User Abuse

Some examples of user abuse include wires shorted out from being twisted together or corrosive media being allowed into the RTD assembly head.

Wire Configurations of RTDs

2 wire, 3 wire and 4 wire RTD Explained

A Resistance Temperature Detector (RTD) is a temperature measurement device that accurately uses resistance to measure temperature. Learn the differences between 2-wire, 3-wire, and 4-wire RTD’s and which one you should choose for your measurement needs.


2-wire configurations are the most basic, and offer no lead wire compensation. This means that the resistance of the lead wire is added to the resistance of the RTD element which makes the measured temperature appear higher than the actual temperature. While the influence of lead wire resistance is minimal for short runs, longer lead wire results in a higher discrepancy.


A 3-wire configuration uses the third wire to sample lead wire resistance and subtract it from the measurement circuit. This is the most common configuration for industrial applications and provides adequate compensation for lead wire resistance.


A 4-wire configuration fully isolates the resistance of the RTD element from the resistance of the lead wire and is recommended for applications requiring the highest accuracy.

What’s the maximum lead wire length for a thermocouple or RTD?

How long can RTD lead wire be? How long can thermocouple lead wire be? What about 4-20mA transmitter lead wire? Find out in this video.

RTD Response Time
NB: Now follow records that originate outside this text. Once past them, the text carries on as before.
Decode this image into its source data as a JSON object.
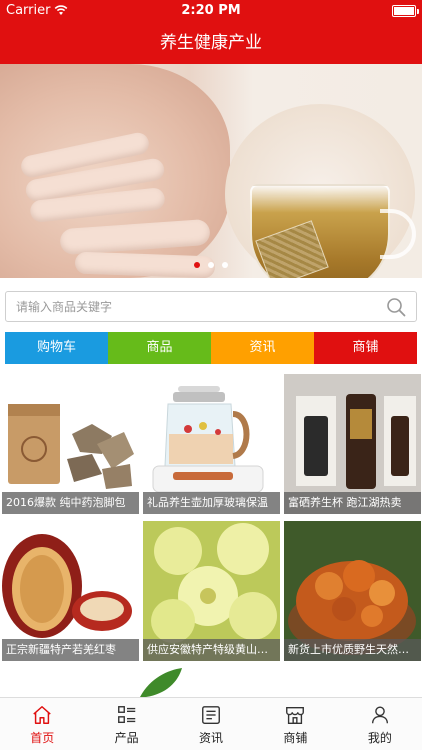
{
  "status": {
    "carrier": "Carrier",
    "time": "2:20 PM"
  },
  "navbar": {
    "title": "养生健康产业"
  },
  "carousel": {
    "page_count": 3,
    "active_page": 1
  },
  "search": {
    "placeholder": "请输入商品关键字"
  },
  "categories": [
    {
      "label": "购物车",
      "color": "#1a9be0"
    },
    {
      "label": "商品",
      "color": "#66bb1a"
    },
    {
      "label": "资讯",
      "color": "#ffa000"
    },
    {
      "label": "商铺",
      "color": "#e01010"
    }
  ],
  "products": [
    {
      "title": "2016爆款 纯中药泡脚包"
    },
    {
      "title": "礼品养生壶加厚玻璃保温"
    },
    {
      "title": "富硒养生杯 跑江湖热卖"
    },
    {
      "title": "正宗新疆特产若羌红枣"
    },
    {
      "title": "供应安徽特产特级黄山贡菊"
    },
    {
      "title": "新货上市优质野生天然桃胶"
    }
  ],
  "tabs": [
    {
      "label": "首页",
      "icon": "home-icon",
      "active": true
    },
    {
      "label": "产品",
      "icon": "list-icon"
    },
    {
      "label": "资讯",
      "icon": "news-icon"
    },
    {
      "label": "商铺",
      "icon": "shop-icon"
    },
    {
      "label": "我的",
      "icon": "user-icon"
    }
  ],
  "colors": {
    "brand_red": "#e01010",
    "caption_bg": "#5a5a5a"
  }
}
The diameter of the RTD probe will affect the response time of an RTD, as shown in the RTD Typical Response Times chart on this page. If response time is critical, consider using the smallest diameter probe which still meets the application requirements.

RTD Response Time